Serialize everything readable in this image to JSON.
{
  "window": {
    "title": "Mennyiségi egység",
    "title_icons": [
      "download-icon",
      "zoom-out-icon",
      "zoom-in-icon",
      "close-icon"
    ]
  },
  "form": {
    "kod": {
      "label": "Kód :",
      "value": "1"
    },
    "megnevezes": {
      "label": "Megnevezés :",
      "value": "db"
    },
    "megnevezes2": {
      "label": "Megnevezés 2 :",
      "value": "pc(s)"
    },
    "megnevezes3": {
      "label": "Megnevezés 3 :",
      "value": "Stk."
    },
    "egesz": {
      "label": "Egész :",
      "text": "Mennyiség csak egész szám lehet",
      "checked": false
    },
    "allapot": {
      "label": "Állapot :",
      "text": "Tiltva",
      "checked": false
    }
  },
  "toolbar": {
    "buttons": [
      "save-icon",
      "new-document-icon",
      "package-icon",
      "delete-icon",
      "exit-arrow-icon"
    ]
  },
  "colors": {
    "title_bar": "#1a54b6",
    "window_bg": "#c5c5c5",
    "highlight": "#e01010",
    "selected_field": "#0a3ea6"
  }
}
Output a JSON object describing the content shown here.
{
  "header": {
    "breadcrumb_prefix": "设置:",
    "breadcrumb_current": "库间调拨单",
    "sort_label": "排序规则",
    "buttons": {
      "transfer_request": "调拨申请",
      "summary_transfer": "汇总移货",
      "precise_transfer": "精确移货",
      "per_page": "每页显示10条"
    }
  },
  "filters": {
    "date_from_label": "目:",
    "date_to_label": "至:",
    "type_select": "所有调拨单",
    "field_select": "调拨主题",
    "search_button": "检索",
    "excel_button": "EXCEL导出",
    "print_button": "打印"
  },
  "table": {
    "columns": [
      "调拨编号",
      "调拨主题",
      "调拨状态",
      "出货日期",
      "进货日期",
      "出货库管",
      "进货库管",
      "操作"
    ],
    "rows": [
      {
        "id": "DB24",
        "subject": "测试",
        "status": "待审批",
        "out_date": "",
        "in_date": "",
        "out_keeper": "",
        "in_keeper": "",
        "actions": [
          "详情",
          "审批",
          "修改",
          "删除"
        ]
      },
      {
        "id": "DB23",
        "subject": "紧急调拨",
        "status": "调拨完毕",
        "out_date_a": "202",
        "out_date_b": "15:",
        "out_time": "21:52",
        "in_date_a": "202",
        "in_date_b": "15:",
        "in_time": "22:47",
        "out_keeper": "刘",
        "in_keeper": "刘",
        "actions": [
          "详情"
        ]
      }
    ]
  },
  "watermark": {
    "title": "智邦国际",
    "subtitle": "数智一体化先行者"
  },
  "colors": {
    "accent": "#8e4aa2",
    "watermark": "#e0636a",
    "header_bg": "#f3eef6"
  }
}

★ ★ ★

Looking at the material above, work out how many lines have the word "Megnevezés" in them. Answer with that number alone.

3